> [Task item] Write out each entry once more so that it matches the original exactly.

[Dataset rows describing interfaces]
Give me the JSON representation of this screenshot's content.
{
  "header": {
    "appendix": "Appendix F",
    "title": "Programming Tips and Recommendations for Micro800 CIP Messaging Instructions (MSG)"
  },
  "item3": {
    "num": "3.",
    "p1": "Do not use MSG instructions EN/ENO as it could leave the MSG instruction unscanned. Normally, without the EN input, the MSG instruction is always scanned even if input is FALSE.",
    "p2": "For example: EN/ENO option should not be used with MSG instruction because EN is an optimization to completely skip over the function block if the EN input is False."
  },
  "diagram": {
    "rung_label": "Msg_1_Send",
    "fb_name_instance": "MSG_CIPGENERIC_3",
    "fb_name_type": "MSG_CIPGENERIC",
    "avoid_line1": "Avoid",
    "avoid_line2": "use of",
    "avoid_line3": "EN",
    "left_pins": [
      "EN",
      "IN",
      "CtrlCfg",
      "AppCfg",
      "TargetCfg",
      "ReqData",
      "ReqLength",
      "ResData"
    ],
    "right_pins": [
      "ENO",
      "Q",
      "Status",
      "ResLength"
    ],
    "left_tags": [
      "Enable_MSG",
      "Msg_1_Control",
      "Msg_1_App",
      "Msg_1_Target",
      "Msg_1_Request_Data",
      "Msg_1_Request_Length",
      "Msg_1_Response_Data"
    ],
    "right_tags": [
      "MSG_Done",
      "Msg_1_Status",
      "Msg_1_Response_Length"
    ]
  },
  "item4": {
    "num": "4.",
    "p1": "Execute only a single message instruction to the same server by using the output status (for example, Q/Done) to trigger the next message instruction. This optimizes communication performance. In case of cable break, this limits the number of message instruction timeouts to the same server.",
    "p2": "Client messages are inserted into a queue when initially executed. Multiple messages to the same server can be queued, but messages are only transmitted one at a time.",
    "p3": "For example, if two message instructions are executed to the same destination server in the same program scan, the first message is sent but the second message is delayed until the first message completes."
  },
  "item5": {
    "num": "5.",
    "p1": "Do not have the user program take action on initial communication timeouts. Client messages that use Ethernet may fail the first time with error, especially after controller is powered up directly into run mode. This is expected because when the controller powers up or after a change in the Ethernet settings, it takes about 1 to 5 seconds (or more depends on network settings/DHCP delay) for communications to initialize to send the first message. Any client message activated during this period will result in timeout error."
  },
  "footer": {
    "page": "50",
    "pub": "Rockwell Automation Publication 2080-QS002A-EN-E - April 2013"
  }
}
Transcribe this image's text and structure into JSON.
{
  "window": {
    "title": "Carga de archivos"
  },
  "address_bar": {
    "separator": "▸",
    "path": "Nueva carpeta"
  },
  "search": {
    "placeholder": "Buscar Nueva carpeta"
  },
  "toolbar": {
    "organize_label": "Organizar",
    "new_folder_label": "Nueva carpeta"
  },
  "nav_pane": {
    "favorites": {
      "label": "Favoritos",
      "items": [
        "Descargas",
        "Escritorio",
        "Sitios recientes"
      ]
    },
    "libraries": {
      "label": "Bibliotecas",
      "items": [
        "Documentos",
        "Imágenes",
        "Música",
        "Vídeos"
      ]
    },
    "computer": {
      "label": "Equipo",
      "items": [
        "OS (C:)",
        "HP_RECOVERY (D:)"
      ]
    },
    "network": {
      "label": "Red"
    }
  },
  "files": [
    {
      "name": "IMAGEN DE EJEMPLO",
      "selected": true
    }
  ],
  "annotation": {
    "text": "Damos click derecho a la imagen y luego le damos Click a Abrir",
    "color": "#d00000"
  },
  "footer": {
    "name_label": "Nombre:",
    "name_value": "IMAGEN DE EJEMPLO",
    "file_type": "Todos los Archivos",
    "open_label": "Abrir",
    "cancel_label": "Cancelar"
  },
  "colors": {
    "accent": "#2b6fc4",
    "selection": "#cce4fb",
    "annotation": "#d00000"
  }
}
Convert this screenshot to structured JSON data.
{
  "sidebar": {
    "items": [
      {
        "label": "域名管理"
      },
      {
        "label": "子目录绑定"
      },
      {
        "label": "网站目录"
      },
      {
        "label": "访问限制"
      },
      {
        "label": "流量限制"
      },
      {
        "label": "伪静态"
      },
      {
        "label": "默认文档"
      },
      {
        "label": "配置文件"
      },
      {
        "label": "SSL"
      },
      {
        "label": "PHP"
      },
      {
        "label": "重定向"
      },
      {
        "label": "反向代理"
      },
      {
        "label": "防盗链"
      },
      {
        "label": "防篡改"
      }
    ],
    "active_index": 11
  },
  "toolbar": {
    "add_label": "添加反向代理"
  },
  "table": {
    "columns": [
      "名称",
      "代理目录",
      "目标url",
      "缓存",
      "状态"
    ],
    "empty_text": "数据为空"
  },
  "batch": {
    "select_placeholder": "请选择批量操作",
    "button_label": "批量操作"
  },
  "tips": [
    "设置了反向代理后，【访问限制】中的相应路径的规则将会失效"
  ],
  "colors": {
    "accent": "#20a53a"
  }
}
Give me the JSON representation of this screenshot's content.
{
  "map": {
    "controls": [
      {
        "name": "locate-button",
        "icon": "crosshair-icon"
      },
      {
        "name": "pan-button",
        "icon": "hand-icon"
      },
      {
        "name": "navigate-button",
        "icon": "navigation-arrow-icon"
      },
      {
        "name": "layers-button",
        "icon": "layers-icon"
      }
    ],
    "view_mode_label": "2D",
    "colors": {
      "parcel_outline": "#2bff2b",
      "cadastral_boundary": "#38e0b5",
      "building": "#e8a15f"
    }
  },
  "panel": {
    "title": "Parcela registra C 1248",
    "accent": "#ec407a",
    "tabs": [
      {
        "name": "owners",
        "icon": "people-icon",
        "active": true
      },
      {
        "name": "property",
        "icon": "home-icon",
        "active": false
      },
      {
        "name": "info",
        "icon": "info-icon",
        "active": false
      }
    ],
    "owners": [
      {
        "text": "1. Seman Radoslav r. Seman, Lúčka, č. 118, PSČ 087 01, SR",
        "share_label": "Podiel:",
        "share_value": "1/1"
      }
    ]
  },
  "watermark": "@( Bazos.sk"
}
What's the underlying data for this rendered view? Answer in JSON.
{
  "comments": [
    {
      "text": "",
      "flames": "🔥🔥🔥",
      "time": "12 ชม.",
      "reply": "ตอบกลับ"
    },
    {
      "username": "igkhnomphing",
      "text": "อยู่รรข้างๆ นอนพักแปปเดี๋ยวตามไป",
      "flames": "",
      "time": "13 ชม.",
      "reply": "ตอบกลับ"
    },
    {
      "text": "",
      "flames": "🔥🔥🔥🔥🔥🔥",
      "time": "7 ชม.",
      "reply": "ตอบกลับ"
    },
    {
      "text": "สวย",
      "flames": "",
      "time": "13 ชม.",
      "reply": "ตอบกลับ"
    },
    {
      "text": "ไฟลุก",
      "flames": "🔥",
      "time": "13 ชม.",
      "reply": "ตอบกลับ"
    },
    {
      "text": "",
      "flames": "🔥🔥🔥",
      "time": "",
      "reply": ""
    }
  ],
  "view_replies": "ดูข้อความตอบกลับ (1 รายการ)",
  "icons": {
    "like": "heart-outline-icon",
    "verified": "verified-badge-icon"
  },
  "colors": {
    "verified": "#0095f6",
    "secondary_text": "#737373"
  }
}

> [Reply]
Give me the JSON representation of this screenshot's content.
{
  "header": {
    "appendix": "Appendix F",
    "title": "Programming Tips and Recommendations for Micro800 CIP Messaging Instructions (MSG)"
  },
  "item3": {
    "num": "3.",
    "p1": "Do not use MSG instructions EN/ENO as it could leave the MSG instruction unscanned. Normally, without the EN input, the MSG instruction is always scanned even if input is FALSE.",
    "p2": "For example: EN/ENO option should not be used with MSG instruction because EN is an optimization to completely skip over the function block if the EN input is False."
  },
  "diagram": {
    "rung_label": "Msg_1_Send",
    "fb_name_instance": "MSG_CIPGENERIC_3",
    "fb_name_type": "MSG_CIPGENERIC",
    "avoid_line1": "Avoid",
    "avoid_line2": "use of",
    "avoid_line3": "EN",
    "left_pins": [
      "EN",
      "IN",
      "CtrlCfg",
      "AppCfg",
      "TargetCfg",
      "ReqData",
      "ReqLength",
      "ResData"
    ],
    "right_pins": [
      "ENO",
      "Q",
      "Status",
      "ResLength"
    ],
    "left_tags": [
      "Enable_MSG",
      "Msg_1_Control",
      "Msg_1_App",
      "Msg_1_Target",
      "Msg_1_Request_Data",
      "Msg_1_Request_Length",
      "Msg_1_Response_Data"
    ],
    "right_tags": [
      "MSG_Done",
      "Msg_1_Status",
      "Msg_1_Response_Length"
    ]
  },
  "item4": {
    "num": "4.",
    "p1": "Execute only a single message instruction to the same server by using the output status (for example, Q/Done) to trigger the next message instruction. This optimizes communication performance. In case of cable break, this limits the number of message instruction timeouts to the same server.",
    "p2": "Client messages are inserted into a queue when initially executed. Multiple messages to the same server can be queued, but messages are only transmitted one at a time.",
    "p3": "For example, if two message instructions are executed to the same destination server in the same program scan, the first message is sent but the second message is delayed until the first message completes."
  },
  "item5": {
    "num": "5.",
    "p1": "Do not have the user program take action on initial communication timeouts. Client messages that use Ethernet may fail the first time with error, especially after controller is powered up directly into run mode. This is expected because when the controller powers up or after a change in the Ethernet settings, it takes about 1 to 5 seconds (or more depends on network settings/DHCP delay) for communications to initialize to send the first message. Any client message activated during this period will result in timeout error."
  },
  "footer": {
    "page": "50",
    "pub": "Rockwell Automation Publication 2080-QS002A-EN-E - April 2013"
  }
}
Transcribe this image's text and structure into JSON.
{
  "window": {
    "title": "Carga de archivos"
  },
  "address_bar": {
    "separator": "▸",
    "path": "Nueva carpeta"
  },
  "search": {
    "placeholder": "Buscar Nueva carpeta"
  },
  "toolbar": {
    "organize_label": "Organizar",
    "new_folder_label": "Nueva carpeta"
  },
  "nav_pane": {
    "favorites": {
      "label": "Favoritos",
      "items": [
        "Descargas",
        "Escritorio",
        "Sitios recientes"
      ]
    },
    "libraries": {
      "label": "Bibliotecas",
      "items": [
        "Documentos",
        "Imágenes",
        "Música",
        "Vídeos"
      ]
    },
    "computer": {
      "label": "Equipo",
      "items": [
        "OS (C:)",
        "HP_RECOVERY (D:)"
      ]
    },
    "network": {
      "label": "Red"
    }
  },
  "files": [
    {
      "name": "IMAGEN DE EJEMPLO",
      "selected": true
    }
  ],
  "annotation": {
    "text": "Damos click derecho a la imagen y luego le damos Click a Abrir",
    "color": "#d00000"
  },
  "footer": {
    "name_label": "Nombre:",
    "name_value": "IMAGEN DE EJEMPLO",
    "file_type": "Todos los Archivos",
    "open_label": "Abrir",
    "cancel_label": "Cancelar"
  },
  "colors": {
    "accent": "#2b6fc4",
    "selection": "#cce4fb",
    "annotation": "#d00000"
  }
}
Convert this screenshot to structured JSON data.
{
  "sidebar": {
    "items": [
      {
        "label": "域名管理"
      },
      {
        "label": "子目录绑定"
      },
      {
        "label": "网站目录"
      },
      {
        "label": "访问限制"
      },
      {
        "label": "流量限制"
      },
      {
        "label": "伪静态"
      },
      {
        "label": "默认文档"
      },
      {
        "label": "配置文件"
      },
      {
        "label": "SSL"
      },
      {
        "label": "PHP"
      },
      {
        "label": "重定向"
      },
      {
        "label": "反向代理"
      },
      {
        "label": "防盗链"
      },
      {
        "label": "防篡改"
      }
    ],
    "active_index": 11
  },
  "toolbar": {
    "add_label": "添加反向代理"
  },
  "table": {
    "columns": [
      "名称",
      "代理目录",
      "目标url",
      "缓存",
      "状态"
    ],
    "empty_text": "数据为空"
  },
  "batch": {
    "select_placeholder": "请选择批量操作",
    "button_label": "批量操作"
  },
  "tips": [
    "设置了反向代理后，【访问限制】中的相应路径的规则将会失效"
  ],
  "colors": {
    "accent": "#20a53a"
  }
}
Give me the JSON representation of this screenshot's content.
{
  "map": {
    "controls": [
      {
        "name": "locate-button",
        "icon": "crosshair-icon"
      },
      {
        "name": "pan-button",
        "icon": "hand-icon"
      },
      {
        "name": "navigate-button",
        "icon": "navigation-arrow-icon"
      },
      {
        "name": "layers-button",
        "icon": "layers-icon"
      }
    ],
    "view_mode_label": "2D",
    "colors": {
      "parcel_outline": "#2bff2b",
      "cadastral_boundary": "#38e0b5",
      "building": "#e8a15f"
    }
  },
  "panel": {
    "title": "Parcela registra C 1248",
    "accent": "#ec407a",
    "tabs": [
      {
        "name": "owners",
        "icon": "people-icon",
        "active": true
      },
      {
        "name": "property",
        "icon": "home-icon",
        "active": false
      },
      {
        "name": "info",
        "icon": "info-icon",
        "active": false
      }
    ],
    "owners": [
      {
        "text": "1. Seman Radoslav r. Seman, Lúčka, č. 118, PSČ 087 01, SR",
        "share_label": "Podiel:",
        "share_value": "1/1"
      }
    ]
  },
  "watermark": "@( Bazos.sk"
}
What's the underlying data for this rendered view? Answer in JSON.
{
  "comments": [
    {
      "text": "",
      "flames": "🔥🔥🔥",
      "time": "12 ชม.",
      "reply": "ตอบกลับ"
    },
    {
      "username": "igkhnomphing",
      "text": "อยู่รรข้างๆ นอนพักแปปเดี๋ยวตามไป",
      "flames": "",
      "time": "13 ชม.",
      "reply": "ตอบกลับ"
    },
    {
      "text": "",
      "flames": "🔥🔥🔥🔥🔥🔥",
      "time": "7 ชม.",
      "reply": "ตอบกลับ"
    },
    {
      "text": "สวย",
      "flames": "",
      "time": "13 ชม.",
      "reply": "ตอบกลับ"
    },
    {
      "text": "ไฟลุก",
      "flames": "🔥",
      "time": "13 ชม.",
      "reply": "ตอบกลับ"
    },
    {
      "text": "",
      "flames": "🔥🔥🔥",
      "time": "",
      "reply": ""
    }
  ],
  "view_replies": "ดูข้อความตอบกลับ (1 รายการ)",
  "icons": {
    "like": "heart-outline-icon",
    "verified": "verified-badge-icon"
  },
  "colors": {
    "verified": "#0095f6",
    "secondary_text": "#737373"
  }
}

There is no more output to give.